Segment Open

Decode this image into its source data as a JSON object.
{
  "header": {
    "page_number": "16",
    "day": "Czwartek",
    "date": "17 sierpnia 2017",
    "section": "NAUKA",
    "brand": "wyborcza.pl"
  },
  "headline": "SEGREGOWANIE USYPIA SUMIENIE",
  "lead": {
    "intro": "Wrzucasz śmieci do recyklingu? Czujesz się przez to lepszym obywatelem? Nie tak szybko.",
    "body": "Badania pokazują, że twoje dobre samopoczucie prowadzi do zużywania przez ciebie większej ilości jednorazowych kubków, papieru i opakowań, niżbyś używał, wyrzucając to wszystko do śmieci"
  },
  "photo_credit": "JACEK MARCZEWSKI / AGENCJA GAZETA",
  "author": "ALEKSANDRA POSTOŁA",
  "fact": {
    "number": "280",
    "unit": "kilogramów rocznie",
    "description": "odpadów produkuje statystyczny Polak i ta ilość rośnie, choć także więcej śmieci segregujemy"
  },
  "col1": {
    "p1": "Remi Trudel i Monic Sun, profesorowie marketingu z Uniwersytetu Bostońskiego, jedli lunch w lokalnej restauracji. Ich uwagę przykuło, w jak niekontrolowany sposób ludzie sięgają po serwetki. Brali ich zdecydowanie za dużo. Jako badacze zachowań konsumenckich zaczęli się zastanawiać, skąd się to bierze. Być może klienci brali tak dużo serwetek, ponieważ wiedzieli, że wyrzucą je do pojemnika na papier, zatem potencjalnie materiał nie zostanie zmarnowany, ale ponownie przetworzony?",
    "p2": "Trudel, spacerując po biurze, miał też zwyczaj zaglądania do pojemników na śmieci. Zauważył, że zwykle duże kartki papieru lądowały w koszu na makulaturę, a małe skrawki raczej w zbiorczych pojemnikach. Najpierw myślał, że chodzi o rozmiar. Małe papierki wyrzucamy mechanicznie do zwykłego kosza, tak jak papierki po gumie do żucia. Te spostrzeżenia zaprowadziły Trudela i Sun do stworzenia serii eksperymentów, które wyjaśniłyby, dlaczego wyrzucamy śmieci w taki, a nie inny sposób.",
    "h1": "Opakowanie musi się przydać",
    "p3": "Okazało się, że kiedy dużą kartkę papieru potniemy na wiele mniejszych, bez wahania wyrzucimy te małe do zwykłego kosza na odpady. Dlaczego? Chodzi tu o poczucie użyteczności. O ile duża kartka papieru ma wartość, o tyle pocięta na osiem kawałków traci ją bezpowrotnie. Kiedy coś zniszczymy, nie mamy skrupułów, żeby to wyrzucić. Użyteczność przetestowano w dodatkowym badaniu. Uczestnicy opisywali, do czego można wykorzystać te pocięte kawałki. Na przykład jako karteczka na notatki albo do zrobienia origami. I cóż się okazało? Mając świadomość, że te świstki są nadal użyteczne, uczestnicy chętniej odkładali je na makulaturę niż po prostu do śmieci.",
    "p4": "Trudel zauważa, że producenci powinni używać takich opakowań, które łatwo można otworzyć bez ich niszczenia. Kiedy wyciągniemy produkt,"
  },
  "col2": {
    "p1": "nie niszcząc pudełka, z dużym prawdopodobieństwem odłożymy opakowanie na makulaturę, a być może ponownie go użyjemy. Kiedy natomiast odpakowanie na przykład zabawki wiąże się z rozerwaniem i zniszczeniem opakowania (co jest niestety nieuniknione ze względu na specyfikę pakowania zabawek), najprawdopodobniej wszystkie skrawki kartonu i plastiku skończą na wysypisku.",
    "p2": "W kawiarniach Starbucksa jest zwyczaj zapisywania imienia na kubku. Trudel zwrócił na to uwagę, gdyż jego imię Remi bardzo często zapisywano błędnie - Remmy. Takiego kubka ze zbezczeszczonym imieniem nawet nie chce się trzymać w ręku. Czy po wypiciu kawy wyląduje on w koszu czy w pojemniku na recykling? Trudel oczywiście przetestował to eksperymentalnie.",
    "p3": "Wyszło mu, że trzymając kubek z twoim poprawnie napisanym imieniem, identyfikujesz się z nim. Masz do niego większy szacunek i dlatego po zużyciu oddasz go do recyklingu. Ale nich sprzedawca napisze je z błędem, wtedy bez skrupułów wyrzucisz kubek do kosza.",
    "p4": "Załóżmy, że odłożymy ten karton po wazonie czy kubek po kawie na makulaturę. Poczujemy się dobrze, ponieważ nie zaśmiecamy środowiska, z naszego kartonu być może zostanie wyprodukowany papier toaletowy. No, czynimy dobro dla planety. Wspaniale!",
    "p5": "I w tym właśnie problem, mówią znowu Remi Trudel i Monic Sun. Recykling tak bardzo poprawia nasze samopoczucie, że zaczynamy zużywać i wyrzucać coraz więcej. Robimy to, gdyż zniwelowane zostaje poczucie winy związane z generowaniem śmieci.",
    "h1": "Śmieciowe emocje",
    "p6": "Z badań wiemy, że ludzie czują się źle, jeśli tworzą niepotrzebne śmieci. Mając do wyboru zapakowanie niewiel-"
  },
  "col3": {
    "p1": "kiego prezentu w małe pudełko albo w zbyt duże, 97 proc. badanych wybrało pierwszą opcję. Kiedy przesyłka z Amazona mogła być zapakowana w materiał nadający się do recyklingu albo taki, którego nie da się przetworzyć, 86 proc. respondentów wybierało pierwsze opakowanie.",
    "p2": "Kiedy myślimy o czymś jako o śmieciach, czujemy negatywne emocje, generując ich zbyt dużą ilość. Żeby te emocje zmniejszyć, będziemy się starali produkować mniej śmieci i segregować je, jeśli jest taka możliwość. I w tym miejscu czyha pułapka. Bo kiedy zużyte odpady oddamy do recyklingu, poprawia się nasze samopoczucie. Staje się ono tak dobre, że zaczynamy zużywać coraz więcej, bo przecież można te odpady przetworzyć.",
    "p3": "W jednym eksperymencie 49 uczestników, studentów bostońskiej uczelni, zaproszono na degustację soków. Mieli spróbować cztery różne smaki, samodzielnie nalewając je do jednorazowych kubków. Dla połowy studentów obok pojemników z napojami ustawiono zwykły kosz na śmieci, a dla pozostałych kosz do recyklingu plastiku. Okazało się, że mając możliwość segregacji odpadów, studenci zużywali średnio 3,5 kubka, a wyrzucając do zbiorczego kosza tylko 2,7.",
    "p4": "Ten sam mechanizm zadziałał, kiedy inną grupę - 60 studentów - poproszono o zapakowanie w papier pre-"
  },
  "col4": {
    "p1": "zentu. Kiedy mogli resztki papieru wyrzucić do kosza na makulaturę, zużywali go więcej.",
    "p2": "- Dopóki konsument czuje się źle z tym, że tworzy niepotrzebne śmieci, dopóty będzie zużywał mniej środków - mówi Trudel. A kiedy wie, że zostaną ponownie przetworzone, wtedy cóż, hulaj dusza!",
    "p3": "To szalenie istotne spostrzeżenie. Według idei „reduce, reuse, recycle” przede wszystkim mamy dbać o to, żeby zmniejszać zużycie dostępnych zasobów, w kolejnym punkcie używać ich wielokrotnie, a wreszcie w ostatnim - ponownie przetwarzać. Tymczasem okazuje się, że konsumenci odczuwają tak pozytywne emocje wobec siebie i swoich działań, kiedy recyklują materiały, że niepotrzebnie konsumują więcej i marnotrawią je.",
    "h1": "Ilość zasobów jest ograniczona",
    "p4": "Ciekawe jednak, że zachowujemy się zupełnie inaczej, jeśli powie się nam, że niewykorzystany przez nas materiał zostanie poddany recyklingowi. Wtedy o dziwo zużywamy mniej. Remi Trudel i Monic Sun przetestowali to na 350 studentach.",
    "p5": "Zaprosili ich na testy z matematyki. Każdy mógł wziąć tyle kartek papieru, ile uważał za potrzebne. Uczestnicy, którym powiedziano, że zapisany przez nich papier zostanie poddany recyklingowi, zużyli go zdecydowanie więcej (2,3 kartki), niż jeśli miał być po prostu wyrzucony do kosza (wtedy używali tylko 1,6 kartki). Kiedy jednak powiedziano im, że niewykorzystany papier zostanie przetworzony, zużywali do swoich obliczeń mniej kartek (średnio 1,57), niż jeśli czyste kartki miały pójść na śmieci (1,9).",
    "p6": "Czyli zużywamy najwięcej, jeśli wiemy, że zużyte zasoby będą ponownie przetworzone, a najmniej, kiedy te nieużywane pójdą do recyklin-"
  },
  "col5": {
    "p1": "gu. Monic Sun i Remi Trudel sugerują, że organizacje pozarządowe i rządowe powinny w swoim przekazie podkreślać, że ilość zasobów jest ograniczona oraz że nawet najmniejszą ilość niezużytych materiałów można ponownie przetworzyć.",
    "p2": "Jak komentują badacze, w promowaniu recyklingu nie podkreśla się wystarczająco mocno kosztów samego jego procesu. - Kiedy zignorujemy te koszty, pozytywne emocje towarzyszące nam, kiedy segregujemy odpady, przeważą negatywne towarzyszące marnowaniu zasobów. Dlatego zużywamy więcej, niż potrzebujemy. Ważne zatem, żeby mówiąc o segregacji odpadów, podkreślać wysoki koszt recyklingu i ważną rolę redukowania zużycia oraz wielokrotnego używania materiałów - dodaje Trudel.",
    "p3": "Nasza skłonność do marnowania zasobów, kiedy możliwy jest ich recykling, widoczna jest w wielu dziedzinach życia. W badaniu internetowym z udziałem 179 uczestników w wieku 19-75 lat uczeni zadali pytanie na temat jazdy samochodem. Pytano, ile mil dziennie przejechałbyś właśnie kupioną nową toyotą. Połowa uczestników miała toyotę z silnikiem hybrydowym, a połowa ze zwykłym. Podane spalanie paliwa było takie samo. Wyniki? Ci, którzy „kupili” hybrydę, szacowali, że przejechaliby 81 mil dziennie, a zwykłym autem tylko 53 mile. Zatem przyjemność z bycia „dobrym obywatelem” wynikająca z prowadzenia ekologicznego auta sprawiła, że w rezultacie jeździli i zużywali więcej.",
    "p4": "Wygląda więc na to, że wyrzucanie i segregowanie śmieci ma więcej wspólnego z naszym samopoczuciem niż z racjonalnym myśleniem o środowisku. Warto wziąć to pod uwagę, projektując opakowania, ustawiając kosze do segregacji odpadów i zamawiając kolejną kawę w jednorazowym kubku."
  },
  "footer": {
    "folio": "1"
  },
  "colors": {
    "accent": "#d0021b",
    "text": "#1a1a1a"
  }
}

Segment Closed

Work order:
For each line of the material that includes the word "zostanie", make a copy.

Answer for this exercise:
    "p1": "Remi Trudel i Monic Sun, profesorowie marketingu z Uniwersytetu Bostońskiego, jedli lunch w lokalnej restauracji. Ich uwagę przykuło, w jak niekontrolowany sposób ludzie sięgają po serwetki. Brali ich zdecydowanie za dużo. Jako badacze zachowań konsumenckich zaczęli się zastanawiać, skąd się to bierze. Być może klienci brali tak dużo serwetek, ponieważ wiedzieli, że wyrzucą je do pojemnika na papier, zatem potencjalnie materiał nie zostanie zmarnowany, ale ponownie przetworzony?",
    "p4": "Załóżmy, że odłożymy ten karton po wazonie czy kubek po kawie na makulaturę. Poczujemy się dobrze, ponieważ nie zaśmiecamy środowiska, z naszego kartonu być może zostanie wyprodukowany papier toaletowy. No, czynimy dobro dla planety. Wspaniale!",
    "p4": "Ciekawe jednak, że zachowujemy się zupełnie inaczej, jeśli powie się nam, że niewykorzystany przez nas materiał zostanie poddany recyklingowi. Wtedy o dziwo zużywamy mniej. Remi Trudel i Monic Sun przetestowali to na 350 studentach.",
    "p5": "Zaprosili ich na testy z matematyki. Każdy mógł wziąć tyle kartek papieru, ile uważał za potrzebne. Uczestnicy, którym powiedziano, że zapisany przez nich papier zostanie poddany recyklingowi, zużyli go zdecydowanie więcej (2,3 kartki), niż jeśli miał być po prostu wyrzucony do kosza (wtedy używali tylko 1,6 kartki). Kiedy jednak powiedziano im, że niewykorzystany papier zostanie przetworzony, zużywali do swoich obliczeń mniej kartek (średnio 1,57), niż jeśli czyste kartki miały pójść na śmieci (1,9).",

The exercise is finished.